Collection entries:

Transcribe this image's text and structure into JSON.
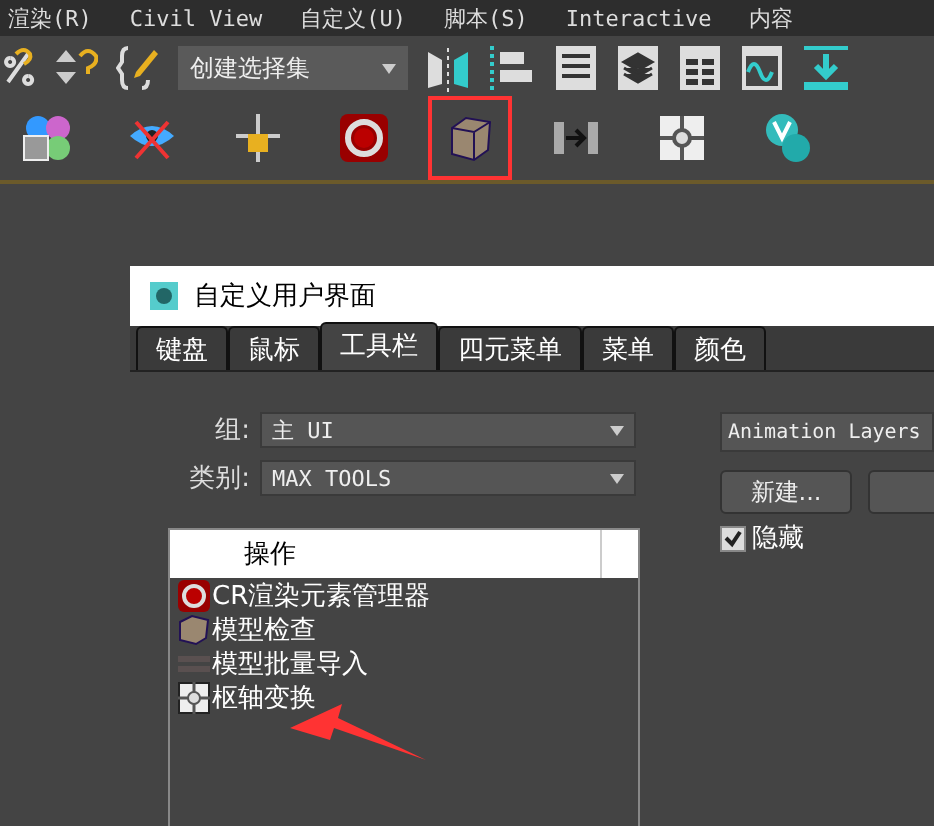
{
  "menu_bar": {
    "items": [
      "渲染(R)",
      "Civil View",
      "自定义(U)",
      "脚本(S)",
      "Interactive",
      "内容"
    ]
  },
  "toolbar": {
    "selection_set": {
      "value": "创建选择集"
    }
  },
  "toolbar_2": {
    "tools": [
      {
        "highlighted": false
      },
      {
        "highlighted": false
      },
      {
        "highlighted": false
      },
      {
        "highlighted": false
      },
      {
        "highlighted": true
      },
      {
        "highlighted": false
      },
      {
        "highlighted": false
      },
      {
        "highlighted": false
      }
    ]
  },
  "dialog": {
    "title": "自定义用户界面",
    "tabs": [
      {
        "label": "键盘",
        "selected": false
      },
      {
        "label": "鼠标",
        "selected": false
      },
      {
        "label": "工具栏",
        "selected": true
      },
      {
        "label": "四元菜单",
        "selected": false
      },
      {
        "label": "菜单",
        "selected": false
      },
      {
        "label": "颜色",
        "selected": false
      }
    ],
    "group": {
      "label": "组:",
      "value": "主 UI"
    },
    "category": {
      "label": "类别:",
      "value": "MAX TOOLS"
    },
    "actions": {
      "header": "操作",
      "items": [
        {
          "label": "CR渲染元素管理器"
        },
        {
          "label": "模型检查"
        },
        {
          "label": "模型批量导入"
        },
        {
          "label": "枢轴变换"
        }
      ]
    },
    "toolbar_select": {
      "value": "Animation Layers"
    },
    "buttons": [
      {
        "kind": "labeled",
        "label": "新建..."
      },
      {
        "kind": "cut"
      }
    ],
    "hide": {
      "label": "隐藏",
      "checked": true
    },
    "annotation": {
      "kind": "arrow"
    }
  }
}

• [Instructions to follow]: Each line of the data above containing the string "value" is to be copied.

• [Solution to this problem]:
      "value": "创建选择集"
      "value": "主 UI"
      "value": "MAX TOOLS"
      "value": "Animation Layers"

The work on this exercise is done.